American students will be the first in the world? Why not first in the whole solar system? These pledges were foolish in 1989, as we incomparably wrote at the time. But by the time of No Child Left Behind, we had moved from goals and pledges to requirements, a silly practice the editors continue today.
How do we plan to achieve our requirements? Routinely, such questions get lost.
Can we require Gothams seniors to perform in the manner described? Just a guess: Many seniors in New York City currently read at traditional fourth-grade level. Should they be required to solve complex problems through research and to display skills that we now associate with the first year of college? If so, what new modes of instruction will help New York Citys students transform themselves in such cosmic ways?
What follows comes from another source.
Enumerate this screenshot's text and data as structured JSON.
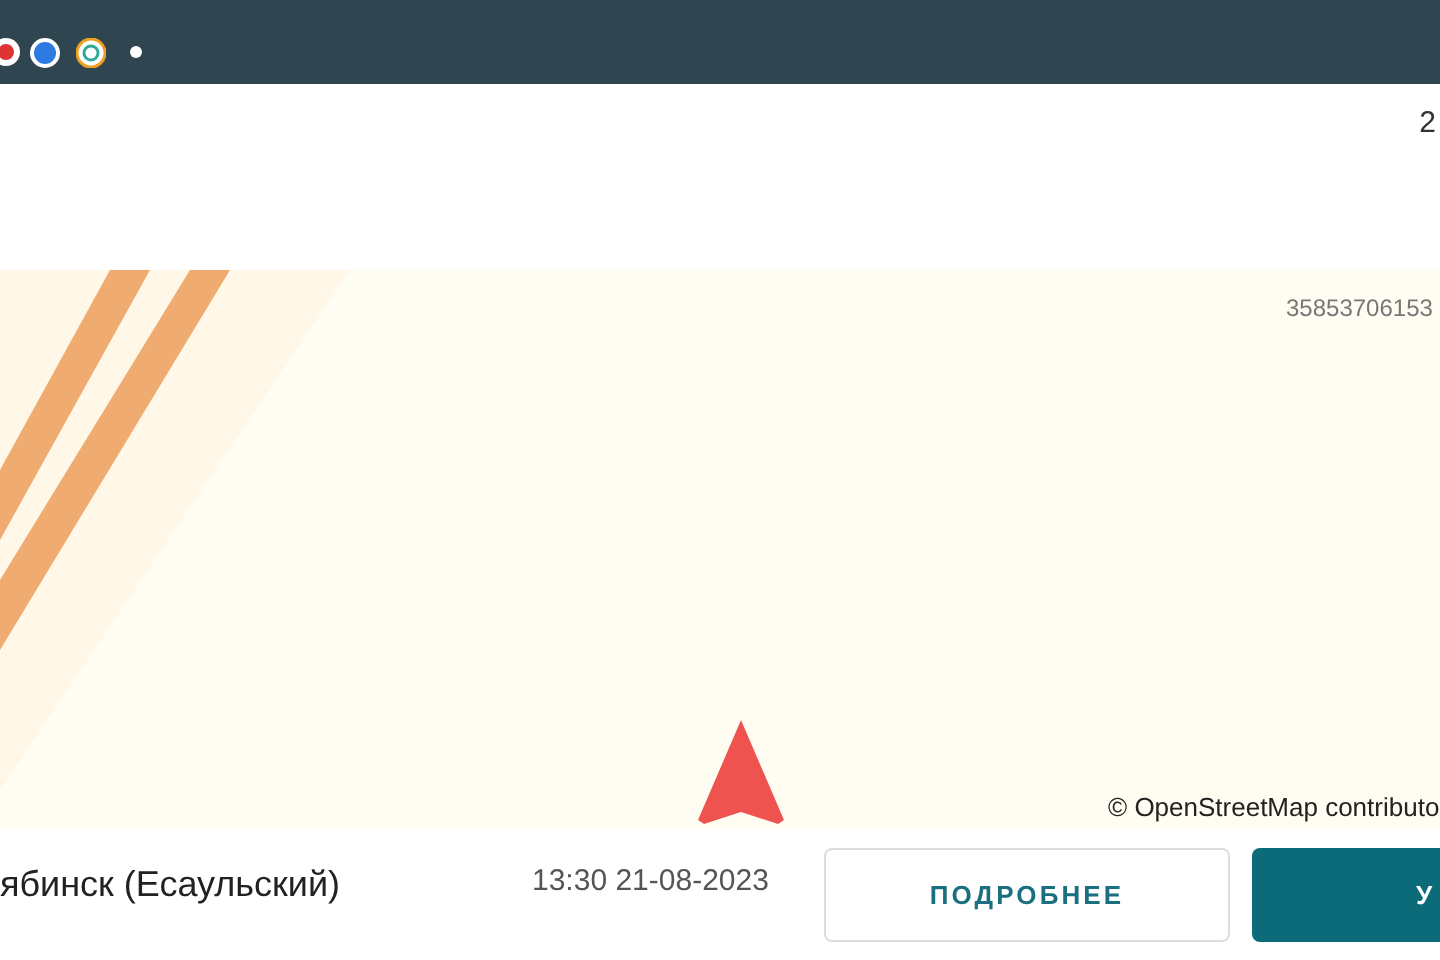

According to the editors, some sort of writing-intensive approach is allegedly going to help these students develop reasoning skills far earlier than is customary. (Far earlier! Go aheadlaugh out loud.) But is there any rational reason to think that such an approach will succeed? It would be pretty to think soand hapless, upper-class buffoons have been doing so for the past twenty years.
Among those detached, upper-class buffoons is the Times editorial boarddetached folk who sit at the tippity top of the nations mainstream press corps.
What kinds of people reason this way? What kinds of people persist in pretending that if we simply require an outcome, that outcome will somehow occur? At the upper end of our mainstream press corps, such pseudo-thinking remains in vogue, enjoyed by people who think pretty thoughts but never step into an actual school to dirty their hands with reality. For people who spend their time dreaming such dreams, its easy to conjure pretty thoughts in which their citys deserving fourth graders are transformed into scholastic giants. But such pretty thoughts are the mark of an upper-class, D-plus elite.
If we require it, they will succeed! Field of Dreams was a fantasy film; did these oafs understand that point as they watched? Whatever the answer, todays editorial takes us beyond the simple need for remedial math. For our upper-end press corps, math is still hard! But that is the least of theirand ourproblems.
Tomorrowpart 3: Protecting the guild